### WHAT YOU HAVE TO DO:
The entries should be written out again exactly as they read.

- - -

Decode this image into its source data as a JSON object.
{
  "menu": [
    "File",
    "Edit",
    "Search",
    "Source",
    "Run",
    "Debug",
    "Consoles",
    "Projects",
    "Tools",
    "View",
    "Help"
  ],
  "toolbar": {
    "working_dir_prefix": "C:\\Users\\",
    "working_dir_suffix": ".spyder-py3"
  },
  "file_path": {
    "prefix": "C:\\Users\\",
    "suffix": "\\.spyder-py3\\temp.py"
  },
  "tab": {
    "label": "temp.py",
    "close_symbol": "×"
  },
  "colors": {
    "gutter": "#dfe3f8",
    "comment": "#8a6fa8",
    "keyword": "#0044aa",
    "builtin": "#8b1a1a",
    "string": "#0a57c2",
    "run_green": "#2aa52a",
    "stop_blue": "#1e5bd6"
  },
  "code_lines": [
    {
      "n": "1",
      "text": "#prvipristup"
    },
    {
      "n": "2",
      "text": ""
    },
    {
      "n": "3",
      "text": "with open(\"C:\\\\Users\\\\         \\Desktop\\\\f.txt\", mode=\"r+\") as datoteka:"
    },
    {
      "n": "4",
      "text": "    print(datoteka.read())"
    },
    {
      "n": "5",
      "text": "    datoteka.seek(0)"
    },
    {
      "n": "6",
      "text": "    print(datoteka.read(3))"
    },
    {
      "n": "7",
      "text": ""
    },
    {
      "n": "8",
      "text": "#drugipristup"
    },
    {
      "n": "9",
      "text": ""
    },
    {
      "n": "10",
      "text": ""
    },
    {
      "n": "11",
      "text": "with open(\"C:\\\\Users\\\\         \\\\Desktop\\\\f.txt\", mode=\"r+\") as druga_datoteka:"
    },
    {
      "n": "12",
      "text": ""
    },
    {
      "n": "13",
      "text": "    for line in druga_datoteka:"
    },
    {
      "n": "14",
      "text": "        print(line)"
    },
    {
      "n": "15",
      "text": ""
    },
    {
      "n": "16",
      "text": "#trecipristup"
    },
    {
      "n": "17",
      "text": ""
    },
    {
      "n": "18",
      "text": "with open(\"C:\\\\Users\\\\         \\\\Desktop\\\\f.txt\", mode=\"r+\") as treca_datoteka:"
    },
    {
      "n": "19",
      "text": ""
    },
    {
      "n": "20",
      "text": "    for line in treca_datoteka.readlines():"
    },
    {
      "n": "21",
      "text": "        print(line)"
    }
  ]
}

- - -

### ANSWER:
Decode this image into its source data as a JSON object.
{
  "menu": [
    "File",
    "Edit",
    "Search",
    "Source",
    "Run",
    "Debug",
    "Consoles",
    "Projects",
    "Tools",
    "View",
    "Help"
  ],
  "toolbar": {
    "working_dir_prefix": "C:\\Users\\",
    "working_dir_suffix": ".spyder-py3"
  },
  "file_path": {
    "prefix": "C:\\Users\\",
    "suffix": "\\.spyder-py3\\temp.py"
  },
  "tab": {
    "label": "temp.py",
    "close_symbol": "×"
  },
  "colors": {
    "gutter": "#dfe3f8",
    "comment": "#8a6fa8",
    "keyword": "#0044aa",
    "builtin": "#8b1a1a",
    "string": "#0a57c2",
    "run_green": "#2aa52a",
    "stop_blue": "#1e5bd6"
  },
  "code_lines": [
    {
      "n": "1",
      "text": "#prvipristup"
    },
    {
      "n": "2",
      "text": ""
    },
    {
      "n": "3",
      "text": "with open(\"C:\\\\Users\\\\         \\Desktop\\\\f.txt\", mode=\"r+\") as datoteka:"
    },
    {
      "n": "4",
      "text": "    print(datoteka.read())"
    },
    {
      "n": "5",
      "text": "    datoteka.seek(0)"
    },
    {
      "n": "6",
      "text": "    print(datoteka.read(3))"
    },
    {
      "n": "7",
      "text": ""
    },
    {
      "n": "8",
      "text": "#drugipristup"
    },
    {
      "n": "9",
      "text": ""
    },
    {
      "n": "10",
      "text": ""
    },
    {
      "n": "11",
      "text": "with open(\"C:\\\\Users\\\\         \\\\Desktop\\\\f.txt\", mode=\"r+\") as druga_datoteka:"
    },
    {
      "n": "12",
      "text": ""
    },
    {
      "n": "13",
      "text": "    for line in druga_datoteka:"
    },
    {
      "n": "14",
      "text": "        print(line)"
    },
    {
      "n": "15",
      "text": ""
    },
    {
      "n": "16",
      "text": "#trecipristup"
    },
    {
      "n": "17",
      "text": ""
    },
    {
      "n": "18",
      "text": "with open(\"C:\\\\Users\\\\         \\\\Desktop\\\\f.txt\", mode=\"r+\") as treca_datoteka:"
    },
    {
      "n": "19",
      "text": ""
    },
    {
      "n": "20",
      "text": "    for line in treca_datoteka.readlines():"
    },
    {
      "n": "21",
      "text": "        print(line)"
    }
  ]
}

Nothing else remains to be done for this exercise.